Business confidence has shown signs of recovery from the slump seen in the immediate aftermath of the Brexit vote, a report has revealed.
The Lloyds Bank business barometer found that UK business confidence dropped by 13 points to 16% in August, but remained higher than the reading taken in the days after Britain's voted to leave the European Union.
It said the net balance for companies expecting trading to improve slipped to its lowest level since December 2011, falling 22 points to 19% in August.
But despite concerns over trading, businesses are still keen to take on staff, with the net balance of companies expecting to boost their workforce hitting a five-month high of 33%.
Hann-Ju Ho, senior economist for Lloyds Bank Commercial Banking, said: "It is consistent with a slowdown in UK growth prospects in the second half of the year and may reflect a growing expectation for some that a more challenging economic outlook will have a negative impact on their own company prospects. Despite this, hiring plans continue to indicate resilience."
The report comes as separate study published on Friday showed that consumer confidence had risen at its fastest monthly rate in three-and-a-half years.

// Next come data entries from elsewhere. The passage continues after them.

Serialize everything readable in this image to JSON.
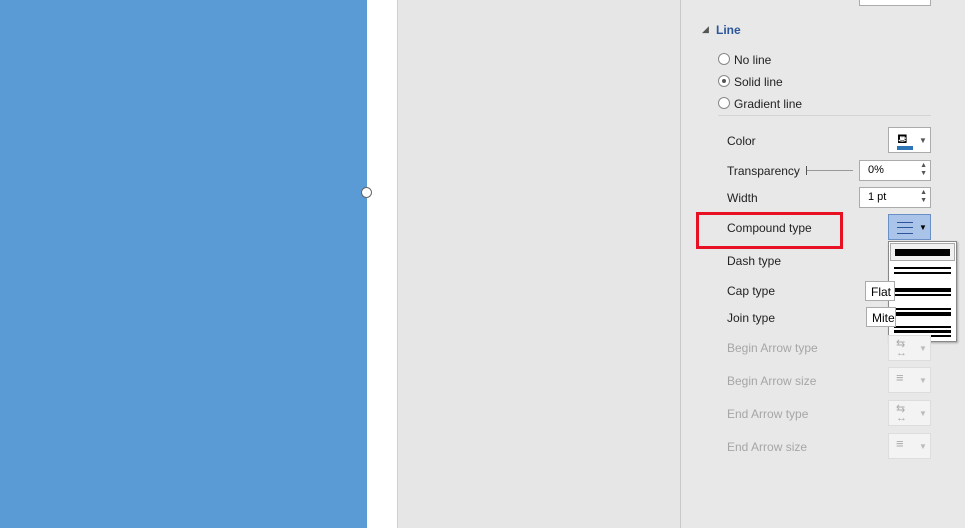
{
  "section": {
    "title": "Line",
    "collapse_icon": "triangle-down-icon"
  },
  "radios": [
    {
      "label": "No line",
      "key": "N",
      "checked": false
    },
    {
      "label": "Solid line",
      "key": "S",
      "checked": true
    },
    {
      "label": "Gradient line",
      "key": "G",
      "checked": false
    }
  ],
  "rows": {
    "color": {
      "label": "Color",
      "icon": "paint-bucket-icon",
      "swatch": "#2e75b6"
    },
    "transparency": {
      "label": "Transparency",
      "value": "0%",
      "slider_percent": 0
    },
    "width": {
      "label": "Width",
      "value": "1 pt"
    },
    "compound": {
      "label": "Compound type",
      "icon": "compound-lines-icon"
    },
    "dash": {
      "label": "Dash type"
    },
    "cap": {
      "label": "Cap type",
      "value": "Flat"
    },
    "join": {
      "label": "Join type",
      "value": "Miter"
    },
    "begin_arrow_type": {
      "label": "Begin Arrow type",
      "disabled": true
    },
    "begin_arrow_size": {
      "label": "Begin Arrow size",
      "disabled": true
    },
    "end_arrow_type": {
      "label": "End Arrow type",
      "disabled": true
    },
    "end_arrow_size": {
      "label": "End Arrow size",
      "disabled": true
    }
  },
  "compound_options": [
    "Simple",
    "Double",
    "Thick thin",
    "Thin thick",
    "Triple"
  ],
  "colors": {
    "shape_fill": "#5b9bd5",
    "highlight": "#e81123",
    "button_active": "#a9c4e8"
  }
}
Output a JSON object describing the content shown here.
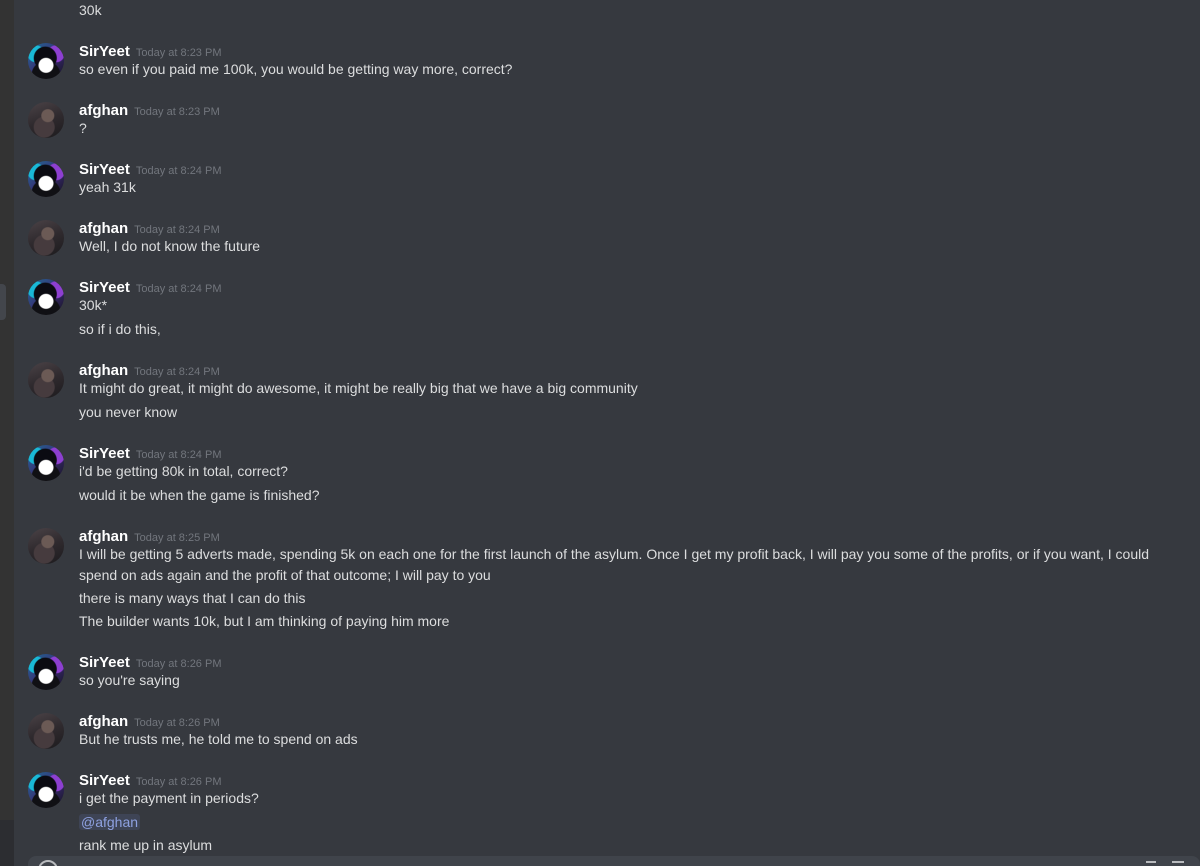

In a dramatic turnaround from last month, the YouGov/Cebr Consumer Confidence Index has seen its highest monthly bounce since February 2013 of 3.2 points to 109.8.
The poll reveals significant increases in people's expectations for their household financial situations and property values over the coming year.